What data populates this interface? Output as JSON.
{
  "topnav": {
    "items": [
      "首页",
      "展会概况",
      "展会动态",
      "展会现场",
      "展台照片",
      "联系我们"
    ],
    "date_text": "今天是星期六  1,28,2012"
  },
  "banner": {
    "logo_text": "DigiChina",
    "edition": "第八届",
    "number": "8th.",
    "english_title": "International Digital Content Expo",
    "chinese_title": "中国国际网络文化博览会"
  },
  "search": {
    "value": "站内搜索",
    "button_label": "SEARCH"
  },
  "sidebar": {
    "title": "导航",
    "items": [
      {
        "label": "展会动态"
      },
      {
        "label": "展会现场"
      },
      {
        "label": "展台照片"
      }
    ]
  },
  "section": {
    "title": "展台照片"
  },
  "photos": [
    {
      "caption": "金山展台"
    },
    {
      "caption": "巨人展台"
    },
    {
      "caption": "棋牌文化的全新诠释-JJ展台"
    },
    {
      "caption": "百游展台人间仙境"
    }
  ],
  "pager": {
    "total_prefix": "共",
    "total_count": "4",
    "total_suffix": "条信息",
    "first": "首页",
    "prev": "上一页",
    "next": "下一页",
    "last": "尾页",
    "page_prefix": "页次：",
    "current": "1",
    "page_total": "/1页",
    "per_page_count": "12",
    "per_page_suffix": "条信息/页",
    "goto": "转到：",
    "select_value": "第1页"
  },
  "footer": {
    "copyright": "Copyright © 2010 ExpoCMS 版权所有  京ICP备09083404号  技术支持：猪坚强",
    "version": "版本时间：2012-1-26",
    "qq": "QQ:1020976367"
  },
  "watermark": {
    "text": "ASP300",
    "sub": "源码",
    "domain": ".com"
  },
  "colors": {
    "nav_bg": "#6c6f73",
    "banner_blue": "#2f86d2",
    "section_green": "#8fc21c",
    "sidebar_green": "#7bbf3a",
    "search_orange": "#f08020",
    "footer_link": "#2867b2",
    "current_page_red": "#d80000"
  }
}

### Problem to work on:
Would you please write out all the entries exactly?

### Written solution:
What data populates this interface? Output as JSON.
{
  "topnav": {
    "items": [
      "首页",
      "展会概况",
      "展会动态",
      "展会现场",
      "展台照片",
      "联系我们"
    ],
    "date_text": "今天是星期六  1,28,2012"
  },
  "banner": {
    "logo_text": "DigiChina",
    "edition": "第八届",
    "number": "8th.",
    "english_title": "International Digital Content Expo",
    "chinese_title": "中国国际网络文化博览会"
  },
  "search": {
    "value": "站内搜索",
    "button_label": "SEARCH"
  },
  "sidebar": {
    "title": "导航",
    "items": [
      {
        "label": "展会动态"
      },
      {
        "label": "展会现场"
      },
      {
        "label": "展台照片"
      }
    ]
  },
  "section": {
    "title": "展台照片"
  },
  "photos": [
    {
      "caption": "金山展台"
    },
    {
      "caption": "巨人展台"
    },
    {
      "caption": "棋牌文化的全新诠释-JJ展台"
    },
    {
      "caption": "百游展台人间仙境"
    }
  ],
  "pager": {
    "total_prefix": "共",
    "total_count": "4",
    "total_suffix": "条信息",
    "first": "首页",
    "prev": "上一页",
    "next": "下一页",
    "last": "尾页",
    "page_prefix": "页次：",
    "current": "1",
    "page_total": "/1页",
    "per_page_count": "12",
    "per_page_suffix": "条信息/页",
    "goto": "转到：",
    "select_value": "第1页"
  },
  "footer": {
    "copyright": "Copyright © 2010 ExpoCMS 版权所有  京ICP备09083404号  技术支持：猪坚强",
    "version": "版本时间：2012-1-26",
    "qq": "QQ:1020976367"
  },
  "watermark": {
    "text": "ASP300",
    "sub": "源码",
    "domain": ".com"
  },
  "colors": {
    "nav_bg": "#6c6f73",
    "banner_blue": "#2f86d2",
    "section_green": "#8fc21c",
    "sidebar_green": "#7bbf3a",
    "search_orange": "#f08020",
    "footer_link": "#2867b2",
    "current_page_red": "#d80000"
  }
}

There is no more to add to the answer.